* _DIRECTIONS FOR THIS TASK_:
Pull out each line of the data that includes the word "kind".

* _SUPPLIED RECORDS_:
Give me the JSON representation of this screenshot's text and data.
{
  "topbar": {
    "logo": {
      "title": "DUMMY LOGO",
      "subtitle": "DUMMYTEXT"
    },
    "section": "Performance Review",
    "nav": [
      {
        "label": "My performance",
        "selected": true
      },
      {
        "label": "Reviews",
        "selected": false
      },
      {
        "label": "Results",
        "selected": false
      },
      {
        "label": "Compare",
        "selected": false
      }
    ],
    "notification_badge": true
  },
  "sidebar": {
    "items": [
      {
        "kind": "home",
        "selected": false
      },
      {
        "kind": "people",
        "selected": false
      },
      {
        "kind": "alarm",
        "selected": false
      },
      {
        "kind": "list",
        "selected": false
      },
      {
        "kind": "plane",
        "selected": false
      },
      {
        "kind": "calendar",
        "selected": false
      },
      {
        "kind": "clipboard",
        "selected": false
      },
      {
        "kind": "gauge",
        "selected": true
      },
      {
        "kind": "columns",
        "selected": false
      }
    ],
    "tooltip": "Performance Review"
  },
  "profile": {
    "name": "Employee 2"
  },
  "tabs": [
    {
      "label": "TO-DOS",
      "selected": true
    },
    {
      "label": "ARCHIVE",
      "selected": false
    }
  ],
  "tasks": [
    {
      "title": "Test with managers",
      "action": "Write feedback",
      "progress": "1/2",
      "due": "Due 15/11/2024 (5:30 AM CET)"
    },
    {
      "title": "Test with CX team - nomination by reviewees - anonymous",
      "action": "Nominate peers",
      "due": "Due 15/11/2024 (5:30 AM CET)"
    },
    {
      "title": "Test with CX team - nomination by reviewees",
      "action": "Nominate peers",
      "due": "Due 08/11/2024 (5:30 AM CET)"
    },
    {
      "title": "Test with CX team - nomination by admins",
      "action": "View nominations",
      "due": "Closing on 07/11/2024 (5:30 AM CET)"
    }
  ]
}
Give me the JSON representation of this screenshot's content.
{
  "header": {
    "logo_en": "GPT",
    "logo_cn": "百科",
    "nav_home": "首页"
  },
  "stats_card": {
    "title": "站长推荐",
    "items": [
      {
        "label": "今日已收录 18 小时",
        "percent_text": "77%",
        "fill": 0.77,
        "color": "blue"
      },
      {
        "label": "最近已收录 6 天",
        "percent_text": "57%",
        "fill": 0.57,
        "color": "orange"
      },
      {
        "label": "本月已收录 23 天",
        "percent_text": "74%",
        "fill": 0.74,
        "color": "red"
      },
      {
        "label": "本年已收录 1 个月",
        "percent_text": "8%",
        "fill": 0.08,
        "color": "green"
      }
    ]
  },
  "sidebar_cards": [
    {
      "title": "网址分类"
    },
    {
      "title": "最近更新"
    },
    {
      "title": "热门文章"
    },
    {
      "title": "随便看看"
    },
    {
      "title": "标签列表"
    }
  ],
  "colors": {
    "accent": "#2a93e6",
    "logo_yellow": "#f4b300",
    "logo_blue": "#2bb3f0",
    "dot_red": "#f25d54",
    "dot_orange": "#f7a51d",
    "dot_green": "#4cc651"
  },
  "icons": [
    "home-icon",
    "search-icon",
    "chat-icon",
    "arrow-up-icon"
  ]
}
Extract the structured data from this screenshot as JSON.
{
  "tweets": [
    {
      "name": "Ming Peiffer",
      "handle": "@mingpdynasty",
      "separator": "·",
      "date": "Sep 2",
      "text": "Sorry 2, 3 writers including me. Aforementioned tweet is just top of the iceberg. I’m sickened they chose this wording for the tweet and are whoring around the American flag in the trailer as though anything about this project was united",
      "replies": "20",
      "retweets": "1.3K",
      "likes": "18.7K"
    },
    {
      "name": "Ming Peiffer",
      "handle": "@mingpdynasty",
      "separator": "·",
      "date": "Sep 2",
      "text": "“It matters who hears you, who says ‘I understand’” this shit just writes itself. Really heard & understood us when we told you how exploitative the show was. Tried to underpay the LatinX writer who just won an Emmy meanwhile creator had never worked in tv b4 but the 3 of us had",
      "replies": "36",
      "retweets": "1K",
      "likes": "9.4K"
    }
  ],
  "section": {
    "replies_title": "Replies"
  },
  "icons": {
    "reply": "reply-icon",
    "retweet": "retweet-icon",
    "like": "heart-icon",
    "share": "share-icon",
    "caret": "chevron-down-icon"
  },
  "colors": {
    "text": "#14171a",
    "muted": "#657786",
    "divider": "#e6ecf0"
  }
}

* _RESPONSE AREA_:
        "kind": "home",
        "kind": "people",
        "kind": "alarm",
        "kind": "list",
        "kind": "plane",
        "kind": "calendar",
        "kind": "clipboard",
        "kind": "gauge",
        "kind": "columns",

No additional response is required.